Helvi Leiviskä: Symphony No.3
Helvi Leiviskä studied at the Sibelius Academy during her younger years, and then continued her musical studies in Vienna, before returning back to her homeland. As well as being a composer, Leiviskä was also a librarian and music teacher – both at the Sibelius Academy. Leiviskä composed three symphonies, a number of orchestral works, a violin sonata and a piano concerto. Her Third Symphony was composed in 1971 and showcases some of Leiviskä’s more mature writing in her later years.
Set into three movements and lasting around half an hour in duration, the Third Symphony explores neoclassicism and Romanticism throughout the movements. Leiviskä’s unique voicing throughout makes it a completely unique symphony.
Movement I – Allegro Scherzando
The intriguing movement opens with a modern twist in a scherzo style. The music bounces between muted brass, swirling strings and peppy woodwind to create distinctive voices within the orchestra. As the movement moves on, the neoclassicism style begins to come through, and Leiviskä’s rich textures become more of a showpiece within the music. The constant state of moving is quite apparent during the movement too, with the woodwind in particular moving the music along quickly.
Leiviskä writes some standout parts for the trumpet and horn, who both have very daring parts during sections of this movement. The first movement is not what you would expect at all from an opening scherzo movement, which is perhaps what gives it the charm and style that it oozes throughout.
Movement II – Fuga pastoralis
The relaxed second movement is in a pastoral style. Only five minutes in duration, Leiviskä focuses on the strings and upper woodwind for this movement. Rich textures mix with each other to create broad and long sweeping melodies across the orchestra. As the title suggests, this movement is also one big fugue. Lots of different voices intertwine, but soon become one by the end of the movement. The second movement concludes after an intricate woodwind fugue that slowly unwinds to a final unison note.
Movement III – Allegro
The finale is the longest movement and begins with a bold lower string motif. The last two movements have built up everything that is explored and developed further in the finale. In a march-like style, the military opening is bold and powerful. Leiviskä uses unison movement to create this effect, with some sections sounding quite like the works of Shostakovich. The ebb and flow of the music creates light and shade within the music which gives it the bite it has in this final movement. Leiviskä’s rich textures are again at the forefront, with a lot of the content of this movement basing itself on previous material. As the music slowly winds down to a flute solo that is accompanied by the violins, the finale concludes very gently and quietly.

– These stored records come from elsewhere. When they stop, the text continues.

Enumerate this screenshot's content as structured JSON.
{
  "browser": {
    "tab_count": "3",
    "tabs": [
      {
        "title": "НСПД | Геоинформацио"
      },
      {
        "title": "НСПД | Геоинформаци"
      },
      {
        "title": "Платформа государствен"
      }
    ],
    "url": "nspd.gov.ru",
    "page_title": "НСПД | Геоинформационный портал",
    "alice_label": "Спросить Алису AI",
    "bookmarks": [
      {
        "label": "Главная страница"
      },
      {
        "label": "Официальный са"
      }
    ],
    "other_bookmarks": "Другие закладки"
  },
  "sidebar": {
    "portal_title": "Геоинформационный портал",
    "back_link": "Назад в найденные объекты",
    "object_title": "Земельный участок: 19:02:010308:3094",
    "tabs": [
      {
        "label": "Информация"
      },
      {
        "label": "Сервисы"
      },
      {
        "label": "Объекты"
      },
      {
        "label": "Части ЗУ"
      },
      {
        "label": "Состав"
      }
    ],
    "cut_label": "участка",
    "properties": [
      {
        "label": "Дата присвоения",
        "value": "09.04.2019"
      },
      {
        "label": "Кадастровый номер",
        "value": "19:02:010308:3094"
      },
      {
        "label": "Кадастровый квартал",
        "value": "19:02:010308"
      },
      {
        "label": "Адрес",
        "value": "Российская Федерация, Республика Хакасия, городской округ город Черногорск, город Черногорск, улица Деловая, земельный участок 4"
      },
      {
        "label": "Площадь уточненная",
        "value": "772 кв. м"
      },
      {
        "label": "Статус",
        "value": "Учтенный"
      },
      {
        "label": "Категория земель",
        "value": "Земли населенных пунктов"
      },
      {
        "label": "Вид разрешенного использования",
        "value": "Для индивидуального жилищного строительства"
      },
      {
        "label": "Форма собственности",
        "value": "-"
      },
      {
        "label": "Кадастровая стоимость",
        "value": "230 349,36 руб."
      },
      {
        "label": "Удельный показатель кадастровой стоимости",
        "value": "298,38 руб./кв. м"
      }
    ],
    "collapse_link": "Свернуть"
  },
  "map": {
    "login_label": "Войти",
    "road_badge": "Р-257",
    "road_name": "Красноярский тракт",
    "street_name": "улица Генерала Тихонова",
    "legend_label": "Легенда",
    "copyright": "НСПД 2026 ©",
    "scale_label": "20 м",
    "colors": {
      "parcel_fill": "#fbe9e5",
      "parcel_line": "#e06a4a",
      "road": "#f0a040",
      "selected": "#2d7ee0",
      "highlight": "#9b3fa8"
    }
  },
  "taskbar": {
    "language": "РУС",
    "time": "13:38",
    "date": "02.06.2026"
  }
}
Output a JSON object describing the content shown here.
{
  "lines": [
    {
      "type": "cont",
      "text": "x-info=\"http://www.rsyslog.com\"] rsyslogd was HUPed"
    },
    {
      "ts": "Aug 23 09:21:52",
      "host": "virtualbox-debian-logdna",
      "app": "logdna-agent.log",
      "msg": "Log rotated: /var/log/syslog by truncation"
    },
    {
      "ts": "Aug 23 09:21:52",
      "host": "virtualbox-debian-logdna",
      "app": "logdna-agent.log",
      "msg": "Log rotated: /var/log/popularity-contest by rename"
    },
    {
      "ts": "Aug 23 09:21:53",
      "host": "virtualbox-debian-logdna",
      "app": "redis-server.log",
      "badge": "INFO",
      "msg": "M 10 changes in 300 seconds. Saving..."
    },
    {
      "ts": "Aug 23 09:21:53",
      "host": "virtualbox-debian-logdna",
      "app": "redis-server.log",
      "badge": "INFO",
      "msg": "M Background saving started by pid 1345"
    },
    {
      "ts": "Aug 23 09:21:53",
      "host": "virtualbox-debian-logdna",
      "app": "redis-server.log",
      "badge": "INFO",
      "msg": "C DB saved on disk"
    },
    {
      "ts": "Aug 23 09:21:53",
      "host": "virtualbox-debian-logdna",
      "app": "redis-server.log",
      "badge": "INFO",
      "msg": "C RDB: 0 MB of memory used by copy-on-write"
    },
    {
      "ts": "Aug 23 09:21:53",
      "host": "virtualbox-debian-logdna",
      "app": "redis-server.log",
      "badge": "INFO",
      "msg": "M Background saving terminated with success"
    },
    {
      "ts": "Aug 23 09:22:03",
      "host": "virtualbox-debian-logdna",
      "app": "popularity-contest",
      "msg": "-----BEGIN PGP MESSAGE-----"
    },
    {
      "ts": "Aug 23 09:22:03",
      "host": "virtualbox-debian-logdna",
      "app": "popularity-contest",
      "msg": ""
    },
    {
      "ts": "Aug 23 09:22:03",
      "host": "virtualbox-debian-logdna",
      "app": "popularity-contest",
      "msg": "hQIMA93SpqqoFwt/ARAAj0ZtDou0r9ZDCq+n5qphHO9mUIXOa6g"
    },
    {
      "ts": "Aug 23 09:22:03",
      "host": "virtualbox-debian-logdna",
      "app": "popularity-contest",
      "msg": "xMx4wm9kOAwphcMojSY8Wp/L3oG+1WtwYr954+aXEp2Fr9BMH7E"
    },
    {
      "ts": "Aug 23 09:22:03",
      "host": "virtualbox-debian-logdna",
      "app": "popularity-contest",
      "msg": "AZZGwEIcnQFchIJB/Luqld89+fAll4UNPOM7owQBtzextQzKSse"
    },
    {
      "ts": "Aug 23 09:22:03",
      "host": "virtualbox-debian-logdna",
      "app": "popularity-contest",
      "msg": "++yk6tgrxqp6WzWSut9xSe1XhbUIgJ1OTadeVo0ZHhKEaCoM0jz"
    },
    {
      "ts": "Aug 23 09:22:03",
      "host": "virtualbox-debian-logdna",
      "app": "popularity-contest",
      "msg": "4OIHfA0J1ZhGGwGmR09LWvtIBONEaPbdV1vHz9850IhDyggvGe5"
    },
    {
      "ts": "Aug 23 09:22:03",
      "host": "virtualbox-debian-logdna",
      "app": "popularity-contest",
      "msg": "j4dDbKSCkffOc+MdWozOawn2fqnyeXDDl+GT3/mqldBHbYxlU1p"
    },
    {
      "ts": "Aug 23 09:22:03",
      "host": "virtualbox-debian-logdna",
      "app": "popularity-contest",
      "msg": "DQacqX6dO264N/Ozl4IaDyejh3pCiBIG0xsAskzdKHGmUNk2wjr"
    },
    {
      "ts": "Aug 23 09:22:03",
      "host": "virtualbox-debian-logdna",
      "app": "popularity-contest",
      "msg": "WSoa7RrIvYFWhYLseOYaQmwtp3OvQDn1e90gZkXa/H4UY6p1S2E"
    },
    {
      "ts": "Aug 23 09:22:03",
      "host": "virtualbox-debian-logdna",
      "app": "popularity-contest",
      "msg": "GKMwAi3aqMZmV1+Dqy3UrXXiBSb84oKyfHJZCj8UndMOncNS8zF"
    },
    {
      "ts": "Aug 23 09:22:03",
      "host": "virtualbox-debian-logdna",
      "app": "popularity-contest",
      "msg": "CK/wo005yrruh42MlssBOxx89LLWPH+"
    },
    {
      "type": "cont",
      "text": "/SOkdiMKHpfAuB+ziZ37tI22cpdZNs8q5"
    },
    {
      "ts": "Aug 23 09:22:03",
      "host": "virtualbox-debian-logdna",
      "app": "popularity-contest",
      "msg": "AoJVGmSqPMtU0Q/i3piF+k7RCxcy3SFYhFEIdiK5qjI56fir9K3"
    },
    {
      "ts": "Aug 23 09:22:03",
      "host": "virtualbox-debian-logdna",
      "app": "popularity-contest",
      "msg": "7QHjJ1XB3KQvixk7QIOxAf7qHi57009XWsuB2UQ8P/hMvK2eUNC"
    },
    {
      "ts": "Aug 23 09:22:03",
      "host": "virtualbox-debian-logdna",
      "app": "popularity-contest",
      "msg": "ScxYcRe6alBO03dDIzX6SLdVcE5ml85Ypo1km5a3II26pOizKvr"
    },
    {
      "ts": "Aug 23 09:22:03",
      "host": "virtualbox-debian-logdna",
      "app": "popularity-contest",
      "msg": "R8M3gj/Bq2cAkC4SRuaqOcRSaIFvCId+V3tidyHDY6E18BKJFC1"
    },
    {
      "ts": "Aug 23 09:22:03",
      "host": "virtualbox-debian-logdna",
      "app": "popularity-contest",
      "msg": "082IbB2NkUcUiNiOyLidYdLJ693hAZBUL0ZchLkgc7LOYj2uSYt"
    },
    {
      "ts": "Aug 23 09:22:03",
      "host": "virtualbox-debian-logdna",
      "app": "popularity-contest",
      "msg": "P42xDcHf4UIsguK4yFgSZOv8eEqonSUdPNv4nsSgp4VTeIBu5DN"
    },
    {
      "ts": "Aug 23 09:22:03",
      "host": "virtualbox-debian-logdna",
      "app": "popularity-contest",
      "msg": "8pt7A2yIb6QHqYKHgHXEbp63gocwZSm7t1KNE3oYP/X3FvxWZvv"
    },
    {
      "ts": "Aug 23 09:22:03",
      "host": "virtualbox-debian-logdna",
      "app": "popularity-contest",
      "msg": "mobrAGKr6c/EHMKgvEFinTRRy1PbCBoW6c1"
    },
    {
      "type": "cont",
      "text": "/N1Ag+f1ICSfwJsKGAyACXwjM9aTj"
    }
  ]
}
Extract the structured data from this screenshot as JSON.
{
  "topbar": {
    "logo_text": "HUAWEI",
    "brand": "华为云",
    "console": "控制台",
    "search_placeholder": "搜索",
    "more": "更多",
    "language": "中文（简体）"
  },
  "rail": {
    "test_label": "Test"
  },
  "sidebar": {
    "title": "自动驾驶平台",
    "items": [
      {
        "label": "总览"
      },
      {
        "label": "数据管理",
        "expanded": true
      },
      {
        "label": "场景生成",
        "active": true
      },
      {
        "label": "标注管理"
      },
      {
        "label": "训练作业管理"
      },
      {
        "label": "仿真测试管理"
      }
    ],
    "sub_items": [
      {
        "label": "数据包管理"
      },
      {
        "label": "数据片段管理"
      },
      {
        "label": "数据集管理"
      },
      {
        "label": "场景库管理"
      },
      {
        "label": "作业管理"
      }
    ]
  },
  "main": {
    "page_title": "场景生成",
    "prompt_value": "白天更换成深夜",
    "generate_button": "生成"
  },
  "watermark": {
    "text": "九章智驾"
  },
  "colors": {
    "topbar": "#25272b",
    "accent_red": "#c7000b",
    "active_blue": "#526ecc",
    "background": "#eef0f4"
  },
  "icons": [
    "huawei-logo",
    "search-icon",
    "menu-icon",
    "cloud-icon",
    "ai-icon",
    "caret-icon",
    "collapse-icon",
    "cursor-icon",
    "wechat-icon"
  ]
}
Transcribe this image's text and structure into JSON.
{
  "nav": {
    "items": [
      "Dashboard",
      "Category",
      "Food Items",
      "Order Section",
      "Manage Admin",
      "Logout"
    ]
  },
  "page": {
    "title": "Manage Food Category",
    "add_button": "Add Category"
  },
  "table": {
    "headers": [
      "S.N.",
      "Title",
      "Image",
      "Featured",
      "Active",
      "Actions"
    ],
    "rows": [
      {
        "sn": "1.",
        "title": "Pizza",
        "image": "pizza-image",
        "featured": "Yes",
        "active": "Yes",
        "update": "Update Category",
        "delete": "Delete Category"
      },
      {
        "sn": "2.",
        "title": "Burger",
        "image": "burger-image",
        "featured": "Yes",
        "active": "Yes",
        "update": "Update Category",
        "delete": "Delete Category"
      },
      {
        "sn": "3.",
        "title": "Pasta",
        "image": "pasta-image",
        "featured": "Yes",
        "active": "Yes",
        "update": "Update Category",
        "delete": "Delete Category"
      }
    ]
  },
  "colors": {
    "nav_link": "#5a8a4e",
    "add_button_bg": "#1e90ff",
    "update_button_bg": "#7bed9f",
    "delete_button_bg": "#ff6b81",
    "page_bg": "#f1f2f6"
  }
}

Ⓒ Alex Burns
You might also enjoy… Kaija Saariaho: Laterna Magica